The withdrawal of the Administration of Islamic Law (Federal Territories) Amendment Bill 2013 is a moral victory, says human rights lawyer Malik Imtiaz Sarwar, but he says there are other similar state enactments as well. 

“I am glad that it (the Bill) became controversial, but in truth, I don’t understand why it did because other states already have this provision: one or the other; ibu atau bapa (father or mother)... 

“What they tried to do recently for the Federal Territories was to make it consistent with what the court said in the Subashini (Rajasingam vs Saravanan Thangathoray) case as well as other states,” he told a forum this morning. 

The Bill withdrawn yesterday contained a controversial provision, Clause 107B, stating that the consent of only one parent is sufficient to convert his child to Islam.

The amendment’s proponents often cite the case of Subashini to show that the amendment is in line with the federal constitution, though others, including Malik Imtiaz, opined that this was obiter dictum, meaning it is not legally binding.

Regardless, he added during the question and answer session that this is a moral victory to be exploited because the political climate is now ripe to address religious issues that legislators have previously shied away from.
‘BN parties are a little more open’

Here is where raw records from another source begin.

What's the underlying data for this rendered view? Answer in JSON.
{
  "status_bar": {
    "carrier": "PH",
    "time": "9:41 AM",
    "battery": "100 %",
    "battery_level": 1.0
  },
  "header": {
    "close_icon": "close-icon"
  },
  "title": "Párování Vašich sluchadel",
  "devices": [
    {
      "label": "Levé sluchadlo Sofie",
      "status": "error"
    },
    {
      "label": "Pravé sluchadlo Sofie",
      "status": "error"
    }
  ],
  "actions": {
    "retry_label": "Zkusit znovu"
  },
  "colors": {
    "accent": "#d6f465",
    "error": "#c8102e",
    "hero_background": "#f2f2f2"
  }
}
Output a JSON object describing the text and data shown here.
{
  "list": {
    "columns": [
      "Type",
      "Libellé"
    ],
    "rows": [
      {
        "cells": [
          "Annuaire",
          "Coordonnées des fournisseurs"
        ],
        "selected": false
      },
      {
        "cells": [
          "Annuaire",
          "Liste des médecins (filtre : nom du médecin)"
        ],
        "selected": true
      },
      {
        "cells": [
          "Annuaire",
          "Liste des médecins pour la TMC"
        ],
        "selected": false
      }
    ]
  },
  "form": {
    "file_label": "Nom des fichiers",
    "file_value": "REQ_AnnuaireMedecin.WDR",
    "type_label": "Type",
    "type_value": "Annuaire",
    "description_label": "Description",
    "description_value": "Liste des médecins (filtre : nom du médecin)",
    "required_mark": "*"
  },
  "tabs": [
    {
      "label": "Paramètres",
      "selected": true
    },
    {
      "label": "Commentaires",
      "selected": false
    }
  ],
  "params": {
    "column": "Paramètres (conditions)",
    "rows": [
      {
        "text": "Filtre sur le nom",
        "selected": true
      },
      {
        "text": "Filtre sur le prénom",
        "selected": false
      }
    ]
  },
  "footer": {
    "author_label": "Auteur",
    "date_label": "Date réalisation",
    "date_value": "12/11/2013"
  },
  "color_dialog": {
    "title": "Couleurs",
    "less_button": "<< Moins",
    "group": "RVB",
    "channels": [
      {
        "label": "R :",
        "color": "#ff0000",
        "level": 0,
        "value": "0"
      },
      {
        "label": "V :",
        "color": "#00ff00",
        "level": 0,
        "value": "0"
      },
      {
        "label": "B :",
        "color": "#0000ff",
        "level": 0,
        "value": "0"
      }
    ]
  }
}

“It seems to me that the BN component parties are a little bit more open to discussing this in a way that they weren’t before. 

“Looking at positions taken by Gerakan and so on, it points to a scenario where a discussion may be more possible,” he clarified to reporters after the forum.

He added that the government, especially the Attorney-General’s Chambers, should look into ensuring that all laws are consistent with the federal constitution’s provisions for equality and that singular words in the constitution such as ‘parent’ shall also denote the plural, in coordination with state governments. 

In addition, he said the Federal Court could revisit the Subashini case can clarify the meaning of the word ‘parent’ under Article 12(4) of the federal constitution that deals with the religion of a minor. 

Although the case wa dismissed on technical grounds, the judge had opined that the word was singular, hence the consent of one parent to convert is sufficient. 

The Bar Council had pointed out that this is inconsistent with the 11th Schedule, Section 2(95) of the federal constitution, which states that “words in the singular include the plural, and words in the plural include the singular” when interpreting the constitution.

Malik Imtiaz said during custody battles, one parent sometimes unilaterally convert himself or herself and the child into Islam and bring the issue to the Syariah Court, where the magistrate would not be in favour of a Muslim child being in the custody of a non-Muslim. 

Since the Syariah Court has no jurisdiction over non-Muslims, this would also leave the non-Muslim parent “out in the cold” while the court deals with the case solely from an Islamic perspective. 

“That is why I think it is very dangerous thing to allow for a situation where one parent can decide the faith of the child, leading into this kind of complexities,” he said. 

Another panellist at the forum, syarie lawyer Nizam Bashir Abdul Kariem, concurred, pointing out that Subashini had fled abroad with her children after failing to seek justice here for her case.

'Folk must have freedom in matters of faith'

Meanwhile another speaker, Islamic Renaissance Front chairperson Dr Ahmad Farouk Musa told reporters that it should not matter how a child is raised, quoting a verse in the Quran that “there shall be no compulsion in religion”. 

“People must have freedom in matters of faith; they will make their own decisions when they grow up,” he said. 

The cardiothoracic surgeon also questioned whether there were “ulterior motives” in introducing the Bill right after the elections. 

“Of course we welcome the decision, we still don’t know what will happen in the future. Politics-wise, we are unsure, we are still waiting for the outcome of the whole issue. 

“In the first place, why was this done?” he said. 

Commenting on DAP chairperson Karpal Singh’s suggestion that the constitution should be amended to clarify that both parent’s consent are needed, Malik Imtiaz said he is unsure if this is necessary because the position of the constitution is already clear. What needs amending are the state enactments. 

While conceding that it is a possible solution, he said, “What Karpal suggested - I don’t know, I’m just guessing - may have been prompted by trying to get a quick solution than taking the process through the courts again and revisit the decision,” he said. 
~ Malaysiakini